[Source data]
● ● ●
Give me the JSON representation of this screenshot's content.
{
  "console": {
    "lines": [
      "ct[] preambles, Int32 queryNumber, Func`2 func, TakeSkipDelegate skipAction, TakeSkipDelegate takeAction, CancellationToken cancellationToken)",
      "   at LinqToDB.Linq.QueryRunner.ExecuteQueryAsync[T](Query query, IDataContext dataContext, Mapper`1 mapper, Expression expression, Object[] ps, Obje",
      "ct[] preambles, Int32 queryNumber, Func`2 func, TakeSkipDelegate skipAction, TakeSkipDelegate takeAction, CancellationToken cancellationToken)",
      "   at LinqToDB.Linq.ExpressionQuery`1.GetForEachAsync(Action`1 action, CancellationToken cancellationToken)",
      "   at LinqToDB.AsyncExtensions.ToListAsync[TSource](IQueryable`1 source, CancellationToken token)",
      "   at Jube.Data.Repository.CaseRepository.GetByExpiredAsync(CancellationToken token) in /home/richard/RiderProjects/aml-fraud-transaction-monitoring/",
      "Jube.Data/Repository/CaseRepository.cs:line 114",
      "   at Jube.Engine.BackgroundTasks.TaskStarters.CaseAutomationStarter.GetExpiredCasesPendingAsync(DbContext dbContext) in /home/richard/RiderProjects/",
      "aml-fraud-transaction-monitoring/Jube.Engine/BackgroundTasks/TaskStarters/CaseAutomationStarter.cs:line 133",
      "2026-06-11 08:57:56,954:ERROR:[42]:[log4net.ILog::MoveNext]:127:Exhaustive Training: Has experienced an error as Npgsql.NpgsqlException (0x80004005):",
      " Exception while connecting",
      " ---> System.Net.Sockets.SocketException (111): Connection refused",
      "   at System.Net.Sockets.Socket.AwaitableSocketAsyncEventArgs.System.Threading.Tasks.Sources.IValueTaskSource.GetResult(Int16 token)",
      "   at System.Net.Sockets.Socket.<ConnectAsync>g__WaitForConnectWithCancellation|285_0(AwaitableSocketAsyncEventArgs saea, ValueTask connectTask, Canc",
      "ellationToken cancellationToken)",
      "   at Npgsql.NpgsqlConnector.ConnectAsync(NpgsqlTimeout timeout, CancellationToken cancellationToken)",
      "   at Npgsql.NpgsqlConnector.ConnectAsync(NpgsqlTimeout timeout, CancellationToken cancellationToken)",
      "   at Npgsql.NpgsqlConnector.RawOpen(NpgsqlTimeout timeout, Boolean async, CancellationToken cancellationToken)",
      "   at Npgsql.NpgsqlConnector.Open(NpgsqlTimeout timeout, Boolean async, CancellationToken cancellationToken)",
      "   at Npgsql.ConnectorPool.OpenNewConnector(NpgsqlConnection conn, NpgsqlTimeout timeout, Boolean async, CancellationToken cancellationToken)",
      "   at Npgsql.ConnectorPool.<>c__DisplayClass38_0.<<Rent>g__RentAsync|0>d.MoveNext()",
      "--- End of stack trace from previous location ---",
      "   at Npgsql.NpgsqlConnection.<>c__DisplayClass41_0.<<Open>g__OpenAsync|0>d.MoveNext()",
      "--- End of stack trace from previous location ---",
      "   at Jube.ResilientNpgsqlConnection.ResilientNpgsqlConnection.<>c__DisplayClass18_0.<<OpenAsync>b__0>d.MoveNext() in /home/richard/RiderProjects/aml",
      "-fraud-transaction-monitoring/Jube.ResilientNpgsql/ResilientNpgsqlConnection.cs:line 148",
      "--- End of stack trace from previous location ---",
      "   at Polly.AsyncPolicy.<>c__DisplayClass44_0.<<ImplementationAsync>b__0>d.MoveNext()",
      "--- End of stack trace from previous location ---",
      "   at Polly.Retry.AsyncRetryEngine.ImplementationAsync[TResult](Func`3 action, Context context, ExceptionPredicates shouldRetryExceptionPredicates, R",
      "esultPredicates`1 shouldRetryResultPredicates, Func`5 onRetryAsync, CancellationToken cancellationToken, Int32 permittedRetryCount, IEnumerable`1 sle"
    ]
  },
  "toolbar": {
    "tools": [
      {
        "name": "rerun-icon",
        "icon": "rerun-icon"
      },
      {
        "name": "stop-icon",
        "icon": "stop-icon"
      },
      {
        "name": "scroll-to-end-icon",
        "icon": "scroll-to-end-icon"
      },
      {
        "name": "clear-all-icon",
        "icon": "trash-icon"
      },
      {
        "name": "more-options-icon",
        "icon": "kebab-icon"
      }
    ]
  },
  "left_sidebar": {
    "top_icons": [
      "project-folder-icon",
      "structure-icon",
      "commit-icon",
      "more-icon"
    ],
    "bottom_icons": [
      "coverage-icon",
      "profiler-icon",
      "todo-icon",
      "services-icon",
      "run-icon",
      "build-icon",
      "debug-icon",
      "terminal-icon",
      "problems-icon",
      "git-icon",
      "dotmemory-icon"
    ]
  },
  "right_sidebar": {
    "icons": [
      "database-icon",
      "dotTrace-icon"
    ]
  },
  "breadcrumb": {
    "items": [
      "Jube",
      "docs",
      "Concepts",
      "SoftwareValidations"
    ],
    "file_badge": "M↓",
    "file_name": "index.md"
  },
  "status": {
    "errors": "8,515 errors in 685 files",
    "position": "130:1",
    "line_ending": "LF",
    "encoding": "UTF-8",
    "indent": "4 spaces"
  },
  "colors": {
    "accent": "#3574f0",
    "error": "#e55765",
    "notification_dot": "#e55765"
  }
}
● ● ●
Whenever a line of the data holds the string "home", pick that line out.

#### Written response
      "   at Jube.Data.Repository.CaseRepository.GetByExpiredAsync(CancellationToken token) in /home/richard/RiderProjects/aml-fraud-transaction-monitoring/",
      "   at Jube.Engine.BackgroundTasks.TaskStarters.CaseAutomationStarter.GetExpiredCasesPendingAsync(DbContext dbContext) in /home/richard/RiderProjects/",
      "   at Jube.ResilientNpgsqlConnection.ResilientNpgsqlConnection.<>c__DisplayClass18_0.<<OpenAsync>b__0>d.MoveNext() in /home/richard/RiderProjects/aml",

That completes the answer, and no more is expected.